During my first drives to Saddleback, I would gaze west from Route 17 in Mexico and contemplate Black Mountain of Maine. I originally mistook it for a lost area, making a mental note to research the area for possible turn earning.
But the lifts have been spinning steadily at Black since 1935. More well known for hosting numerous high profile nordic championship events, the alpine portion of Black focuses on affordable family friendly skiing for local area residents.
The reason that the lifts still turn at Black Mountain is Maine Winter Sports Center’s financial support from the Libra Foundation. Without the financial support of the Libra Foundation, Black Mountain would not be able to offer its record low lift ticket price of $15.00 and sustain operations.

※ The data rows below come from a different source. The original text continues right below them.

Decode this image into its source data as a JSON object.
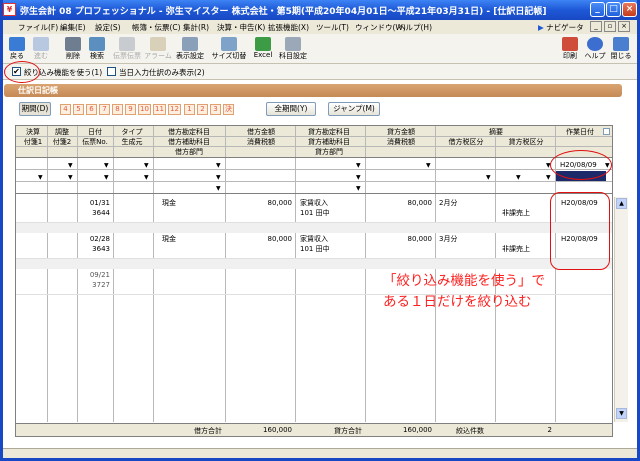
{
  "window": {
    "title": "弥生会計 08 プロフェッショナル - 弥生マイスター 株式会社・第5期(平成20年04月01日～平成21年03月31日) - [仕訳日記帳]"
  },
  "menu": [
    "ファイル(F)",
    "編集(E)",
    "設定(S)",
    "帳簿・伝票(C)",
    "集計(R)",
    "決算・申告(K)",
    "拡張機能(X)",
    "ツール(T)",
    "ウィンドウ(W)",
    "ヘルプ(H)"
  ],
  "navi_label": "ナビゲータ",
  "toolbar": {
    "back": "戻る",
    "forward": "進む",
    "delete": "削除",
    "search": "検索",
    "fukushi": "伝票伝票",
    "alarm": "アラーム",
    "display_settings": "表示設定",
    "size": "サイズ切替",
    "excel": "Excel",
    "account": "科目設定",
    "print": "印刷",
    "help": "ヘルプ",
    "close": "閉じる"
  },
  "options": {
    "filter_label": "絞り込み機能を使う(1)",
    "filter_checked": true,
    "today_label": "当日入力仕訳のみ表示(2)",
    "today_checked": false
  },
  "panel_title": "仕訳日記帳",
  "period": {
    "label": "期間(D)",
    "months": [
      "4",
      "5",
      "6",
      "7",
      "8",
      "9",
      "10",
      "11",
      "12",
      "1",
      "2",
      "3",
      "決"
    ],
    "all_button": "全期間(Y)",
    "jump_button": "ジャンプ(M)"
  },
  "headers": {
    "kessai": "決算",
    "choseki": "調整",
    "date": "日付",
    "type": "タイプ",
    "debit_acct": "借方勘定科目",
    "debit_amt": "借方金額",
    "credit_acct": "貸方勘定科目",
    "credit_amt": "貸方金額",
    "memo": "摘要",
    "work_date": "作業日付",
    "fusen1": "付箋1",
    "fusen2": "付箋2",
    "denpyo": "伝票No.",
    "origin": "生成元",
    "debit_sub": "借方補助科目",
    "debit_tax": "消費税額",
    "credit_sub": "貸方補助科目",
    "credit_tax": "消費税額",
    "debit_taxcat": "借方税区分",
    "credit_taxcat": "貸方税区分",
    "debit_dept": "借方部門",
    "credit_dept": "貸方部門"
  },
  "filter_work_date": "H20/08/09",
  "rows": [
    {
      "date": "01/31",
      "no": "3644",
      "debit": "現金",
      "amount": "80,000",
      "credit": "家賃収入",
      "credit_sub": "101 田中",
      "credit_amount": "80,000",
      "memo": "2月分",
      "taxcat": "非課売上",
      "work_date": "H20/08/09"
    },
    {
      "date": "02/28",
      "no": "3643",
      "debit": "現金",
      "amount": "80,000",
      "credit": "家賃収入",
      "credit_sub": "101 田中",
      "credit_amount": "80,000",
      "memo": "3月分",
      "taxcat": "非課売上",
      "work_date": "H20/08/09"
    },
    {
      "date": "09/21",
      "no": "3727"
    }
  ],
  "footer": {
    "debit_total_label": "借方合計",
    "debit_total": "160,000",
    "credit_total_label": "貸方合計",
    "credit_total": "160,000",
    "count_label": "絞込件数",
    "count": "2"
  },
  "annotation": {
    "line1": "「絞り込み機能を使う」で",
    "line2": "ある１日だけを絞り込む"
  },
  "colors": {
    "title_blue": "#1e58d6",
    "annotation_red": "#ff2020",
    "panel_brown": "#c58a56"
  }
}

Black Mountain Ski “Resort” of Maine (not to be confused with Black Mountain of New Hampshire) reminds me of a scaled down version of lost Tenney Mountain in New Hampshire. Black’s modest 1150′ vertical skis even smaller than the statistic would suggest. Black is protractorly challenged featuring mostly lower intermediate pitch and only a few hundred vertical feet worth of modest upper intermediate pitch. Indeed, its token double diamond trail could be mistaken for a steep blue square left ungroomed at many other resorts.
The Trail Report listed Black Mountain at 100% open with thirty trails. However, Snocountry reported Black Mountain had 30 out of 35 trails open. The variance can be accounted for by a few new trails that seem to be listed on Snocountry but not on Black Mountain’s official report. It is truly a shame that I couldn’t sample these trails as Black’s existing offerings are surprisingly limited.

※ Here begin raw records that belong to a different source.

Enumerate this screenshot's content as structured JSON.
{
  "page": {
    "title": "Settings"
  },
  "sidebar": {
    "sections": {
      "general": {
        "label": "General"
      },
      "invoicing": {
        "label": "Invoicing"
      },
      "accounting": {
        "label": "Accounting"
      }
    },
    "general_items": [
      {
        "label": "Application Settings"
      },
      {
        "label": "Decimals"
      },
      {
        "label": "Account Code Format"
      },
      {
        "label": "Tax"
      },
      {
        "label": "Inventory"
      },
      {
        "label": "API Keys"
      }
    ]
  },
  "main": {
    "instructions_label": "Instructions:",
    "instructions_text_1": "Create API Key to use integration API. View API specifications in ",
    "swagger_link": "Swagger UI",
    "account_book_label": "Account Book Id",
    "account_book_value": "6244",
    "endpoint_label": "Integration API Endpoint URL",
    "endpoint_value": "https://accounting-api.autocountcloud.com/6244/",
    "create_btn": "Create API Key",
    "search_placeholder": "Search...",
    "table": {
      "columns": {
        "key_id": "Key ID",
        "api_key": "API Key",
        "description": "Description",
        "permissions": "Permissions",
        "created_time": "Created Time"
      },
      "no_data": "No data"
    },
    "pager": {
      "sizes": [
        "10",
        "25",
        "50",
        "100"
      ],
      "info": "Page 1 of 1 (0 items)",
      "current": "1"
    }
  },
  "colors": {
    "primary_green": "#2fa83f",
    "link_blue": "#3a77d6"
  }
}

From the summit, there are essentially four routes top to bottom, though you have a few options due to trail mergers and double backing. Despite the various trail ratings, all of the trails ski at a lower intermediate level making Black Mountain ideal for a developing skier and a family with younger kids or skiers that are still learning. A few glades have been cut but they are all rather short and don’t add too much to the mix.
The base lodge is gorgeous. The lodge was recently built and has three floors: services and sales on the first, food and tables on the second, and a bar on the third. The vertically spacious second and third floors feature visually appealing post and beam timber and brand new furniture all around. Rumor has it that the lodge is not large enough to accommodate both alpine skiers and nordic racers on nordic race days. For my visit, there were only 100 cars in the lot during a Presidents Holiday weekend, so I suspect space is ample excepting for nordic race days.
Visiting lesser known mid-sized ski areas was a specific component of The List. And I can usually find some interesting skiing at even the smallest of areas. Despite being far from the smallest, I found that Black Mountain had the least to offer me out of all the other areas on The List. But that says more about me than it does about Black Mountain.
The area is truly a gem as an inexpensive family and learning area. A community area in the purest sense of the words, this might be the largest “feeder area” in New England at 1150′ vertical. You won’t find much challenge here but most skiers just want uncrowded cruising any ways, especially those learning and developing. Give it a shot if you are in the area but don’t expect the challenge of other nearby areas of similar vertical.